Artist.MTVNow that SXSW has shifted gears to music, we’re hearing some interesting announcements (including MTV’s new artist.MTV site. The site is designed as a MySpace-like portal for artists; its scheduled for a beta launch in May. Artists will have direct control of their pages, able to use the site to connect with fans, sell concert tickets and merchandise, share photos and music, and more) (TheWrap) (GigaOm)

Amazon Children’s Publishing has chosen its first YA novel (for publication, Katie Anderson’s “Kiss & Make Up.” The novel tells the story of Emerson Taylor, a confessed lip gloss addict who has a secret power: she can read the mind of anyone who kisses her. We’re not sure we’d want that power, but we’re curious to read the book!) (Publishers Weekly)

We’re now only a week away from the the film release of ‘The Hunger Games,’ and everyone is getting into the act, speculating (about its theatrical success.
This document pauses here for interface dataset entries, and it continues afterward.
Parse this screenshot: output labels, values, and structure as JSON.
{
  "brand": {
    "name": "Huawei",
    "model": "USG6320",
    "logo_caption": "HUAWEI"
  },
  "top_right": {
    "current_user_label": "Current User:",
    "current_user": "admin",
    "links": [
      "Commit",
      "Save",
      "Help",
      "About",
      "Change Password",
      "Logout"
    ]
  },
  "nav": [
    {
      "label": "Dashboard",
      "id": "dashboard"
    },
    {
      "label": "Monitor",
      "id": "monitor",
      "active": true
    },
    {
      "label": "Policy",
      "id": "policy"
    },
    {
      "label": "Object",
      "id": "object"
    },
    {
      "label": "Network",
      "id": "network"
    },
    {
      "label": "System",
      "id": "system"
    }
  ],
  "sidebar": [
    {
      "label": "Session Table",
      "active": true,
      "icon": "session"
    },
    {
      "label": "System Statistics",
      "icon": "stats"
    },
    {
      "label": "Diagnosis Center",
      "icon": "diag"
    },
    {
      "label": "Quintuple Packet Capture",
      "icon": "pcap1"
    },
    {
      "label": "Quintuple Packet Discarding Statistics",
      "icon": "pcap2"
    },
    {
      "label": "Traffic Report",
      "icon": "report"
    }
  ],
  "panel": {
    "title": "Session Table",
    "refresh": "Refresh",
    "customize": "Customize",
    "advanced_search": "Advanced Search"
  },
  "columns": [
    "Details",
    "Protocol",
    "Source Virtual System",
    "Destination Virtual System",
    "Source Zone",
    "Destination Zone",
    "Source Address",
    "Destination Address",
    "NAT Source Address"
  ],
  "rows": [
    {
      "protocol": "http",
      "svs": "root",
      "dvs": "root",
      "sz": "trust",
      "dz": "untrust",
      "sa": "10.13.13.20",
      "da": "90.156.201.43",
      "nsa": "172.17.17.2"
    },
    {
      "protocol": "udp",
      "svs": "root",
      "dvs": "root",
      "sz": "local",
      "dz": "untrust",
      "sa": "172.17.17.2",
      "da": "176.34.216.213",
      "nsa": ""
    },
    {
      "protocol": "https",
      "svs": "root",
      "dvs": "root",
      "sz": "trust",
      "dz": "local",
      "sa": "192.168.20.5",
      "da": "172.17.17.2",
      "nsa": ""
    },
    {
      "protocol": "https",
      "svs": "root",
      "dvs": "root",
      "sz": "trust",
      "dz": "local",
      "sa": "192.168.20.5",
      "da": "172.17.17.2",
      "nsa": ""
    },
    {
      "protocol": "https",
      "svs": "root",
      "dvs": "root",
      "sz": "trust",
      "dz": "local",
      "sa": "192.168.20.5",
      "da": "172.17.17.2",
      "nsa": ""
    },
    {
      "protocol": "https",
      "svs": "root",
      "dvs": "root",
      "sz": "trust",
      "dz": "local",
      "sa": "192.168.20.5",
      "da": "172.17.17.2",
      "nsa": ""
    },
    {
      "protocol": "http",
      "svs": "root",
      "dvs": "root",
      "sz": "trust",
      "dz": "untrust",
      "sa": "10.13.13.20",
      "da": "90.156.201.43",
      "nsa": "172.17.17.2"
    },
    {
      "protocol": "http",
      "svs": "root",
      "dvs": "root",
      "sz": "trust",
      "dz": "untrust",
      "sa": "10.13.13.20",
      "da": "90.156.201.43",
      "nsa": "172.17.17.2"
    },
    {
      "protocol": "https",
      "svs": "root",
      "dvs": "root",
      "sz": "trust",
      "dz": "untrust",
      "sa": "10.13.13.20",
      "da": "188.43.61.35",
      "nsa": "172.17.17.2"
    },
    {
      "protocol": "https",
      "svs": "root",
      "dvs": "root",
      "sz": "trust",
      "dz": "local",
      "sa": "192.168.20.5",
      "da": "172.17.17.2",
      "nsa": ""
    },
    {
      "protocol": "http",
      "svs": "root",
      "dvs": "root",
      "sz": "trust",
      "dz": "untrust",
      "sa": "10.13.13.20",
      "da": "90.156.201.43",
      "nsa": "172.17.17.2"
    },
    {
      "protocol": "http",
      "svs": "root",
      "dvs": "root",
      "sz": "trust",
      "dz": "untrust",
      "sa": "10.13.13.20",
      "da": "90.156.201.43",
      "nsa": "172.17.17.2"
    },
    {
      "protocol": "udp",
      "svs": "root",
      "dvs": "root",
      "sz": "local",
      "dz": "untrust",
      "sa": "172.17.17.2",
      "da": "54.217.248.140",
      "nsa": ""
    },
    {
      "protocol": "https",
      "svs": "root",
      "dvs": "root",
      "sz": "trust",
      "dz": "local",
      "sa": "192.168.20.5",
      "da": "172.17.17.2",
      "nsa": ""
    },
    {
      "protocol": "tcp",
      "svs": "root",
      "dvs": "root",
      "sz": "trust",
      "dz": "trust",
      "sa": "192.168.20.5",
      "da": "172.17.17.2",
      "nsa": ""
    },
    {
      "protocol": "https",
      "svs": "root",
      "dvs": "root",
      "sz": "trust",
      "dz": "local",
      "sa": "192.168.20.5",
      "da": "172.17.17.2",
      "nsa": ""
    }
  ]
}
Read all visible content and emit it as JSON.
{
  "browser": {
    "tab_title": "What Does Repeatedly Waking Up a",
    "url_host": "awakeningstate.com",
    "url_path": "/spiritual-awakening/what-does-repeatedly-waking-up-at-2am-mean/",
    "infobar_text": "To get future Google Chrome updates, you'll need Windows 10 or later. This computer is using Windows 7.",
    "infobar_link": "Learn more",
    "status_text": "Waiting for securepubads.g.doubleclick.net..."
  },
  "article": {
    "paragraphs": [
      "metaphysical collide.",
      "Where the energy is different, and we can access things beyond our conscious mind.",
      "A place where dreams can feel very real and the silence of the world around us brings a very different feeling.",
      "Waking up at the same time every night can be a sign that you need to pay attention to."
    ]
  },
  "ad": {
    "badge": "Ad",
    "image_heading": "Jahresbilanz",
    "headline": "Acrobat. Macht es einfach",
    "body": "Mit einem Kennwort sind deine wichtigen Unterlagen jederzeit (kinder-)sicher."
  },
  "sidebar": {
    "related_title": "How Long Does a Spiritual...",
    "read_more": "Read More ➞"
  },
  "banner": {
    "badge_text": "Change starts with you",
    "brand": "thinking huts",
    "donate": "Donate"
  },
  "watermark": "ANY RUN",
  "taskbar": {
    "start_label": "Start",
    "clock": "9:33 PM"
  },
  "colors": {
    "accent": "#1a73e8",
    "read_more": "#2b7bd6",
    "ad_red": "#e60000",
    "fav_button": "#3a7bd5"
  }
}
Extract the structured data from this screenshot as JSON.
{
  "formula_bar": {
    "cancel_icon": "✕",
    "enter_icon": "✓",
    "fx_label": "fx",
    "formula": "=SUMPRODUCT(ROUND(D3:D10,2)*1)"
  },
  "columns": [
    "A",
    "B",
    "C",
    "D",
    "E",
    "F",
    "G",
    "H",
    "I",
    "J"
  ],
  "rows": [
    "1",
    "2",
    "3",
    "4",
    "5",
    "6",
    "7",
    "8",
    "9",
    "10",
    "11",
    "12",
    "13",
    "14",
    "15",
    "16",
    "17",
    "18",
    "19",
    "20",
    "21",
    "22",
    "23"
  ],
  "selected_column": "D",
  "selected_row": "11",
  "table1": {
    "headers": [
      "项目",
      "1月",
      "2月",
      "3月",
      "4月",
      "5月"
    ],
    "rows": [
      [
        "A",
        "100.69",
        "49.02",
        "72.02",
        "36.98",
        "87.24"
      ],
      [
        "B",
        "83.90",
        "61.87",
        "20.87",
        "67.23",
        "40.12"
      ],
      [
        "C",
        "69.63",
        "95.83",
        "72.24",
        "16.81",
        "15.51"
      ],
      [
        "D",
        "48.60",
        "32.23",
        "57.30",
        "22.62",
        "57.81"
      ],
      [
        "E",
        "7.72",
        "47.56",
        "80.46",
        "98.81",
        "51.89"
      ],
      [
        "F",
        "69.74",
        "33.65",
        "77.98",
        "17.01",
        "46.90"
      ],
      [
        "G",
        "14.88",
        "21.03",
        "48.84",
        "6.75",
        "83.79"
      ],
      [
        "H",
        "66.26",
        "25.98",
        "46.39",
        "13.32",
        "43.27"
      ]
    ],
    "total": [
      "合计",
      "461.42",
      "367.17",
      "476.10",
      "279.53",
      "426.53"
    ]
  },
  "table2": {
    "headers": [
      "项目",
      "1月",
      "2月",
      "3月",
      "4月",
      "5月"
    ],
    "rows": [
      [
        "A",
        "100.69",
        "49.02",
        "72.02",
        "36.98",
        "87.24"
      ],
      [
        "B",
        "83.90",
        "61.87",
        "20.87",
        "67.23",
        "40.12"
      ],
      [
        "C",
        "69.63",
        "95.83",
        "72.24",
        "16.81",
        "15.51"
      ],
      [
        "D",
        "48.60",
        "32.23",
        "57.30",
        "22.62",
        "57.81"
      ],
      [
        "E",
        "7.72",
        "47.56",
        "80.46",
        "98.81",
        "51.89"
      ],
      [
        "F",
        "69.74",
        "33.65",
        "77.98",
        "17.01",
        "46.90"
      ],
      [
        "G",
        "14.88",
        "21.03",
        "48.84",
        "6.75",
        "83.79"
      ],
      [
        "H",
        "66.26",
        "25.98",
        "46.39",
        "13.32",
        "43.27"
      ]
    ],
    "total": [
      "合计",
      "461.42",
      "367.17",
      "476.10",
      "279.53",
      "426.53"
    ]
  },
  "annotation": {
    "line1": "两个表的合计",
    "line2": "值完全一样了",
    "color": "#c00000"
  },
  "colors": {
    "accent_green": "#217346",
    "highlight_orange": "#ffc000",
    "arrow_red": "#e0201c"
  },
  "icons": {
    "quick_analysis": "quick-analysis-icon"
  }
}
That depends on it transcending it’s “YA” status and drawing an older audience as well. Not surprisingly, the film project is being compared to “Harry Potter,” but in reality, it picks up where that series left off with mature characters “already in [the adult] world, and dealing with its inhumanity,” according to Scholastic’s David Levithan. He likens the series to “Star Wars” — either way, it’s pretty impressive company) (NY Times)

Millennials who move back in with their parents in their adult years aren’t getting a free ride (but instead are paying rent, helping with household expenses, and trying to save up. They’re content with their living situation, though they wish they had a little more money to live on) (CNN)

Video games can be part of a ‘healthy, balanced media diet’ (sparking creativity and serving as a learning tool. Of course that depends largely on the video game — many foster problem-solving and planning skills. Still, parents fear the medium and don’t encourage gaming because violent games get more attention in the media, leading them to think it’s not good for their kids) (VentureBeat)

Magazines are using digital tools to reel in younger readers, and Sports Illustrated (is no different. For its issue on March Madness and the NCAA tournament, it added some cool exclusive content built into its cover via augmented reality. But the most impressive twist is that it built the functionality to access it — and QR codes sprinkled in issues — into it’s already popular app. Readers don’t have to download a separate app; removing that step removes a major barrier for users and might just result in a steep rise in readers accessing the special features) (TechCrunch)

Uniqlo is already popular among tweens, teens, and older Millennials, but now its turning attention (to an even younger audience, launching a kids line. The line, designed by Undercover’s Jun Takahashi, is called Undercover at Uniqlo and continues the retailer’s practice of fashionable pieces at affordable prices) (Guardian)

Finally, for a little Friday fun… (We’re cracking up over this collection of Hunger Games pick up lines, including “Girl, you on fire!” What’s your favorite? Tell us in the comments!) (Comediva)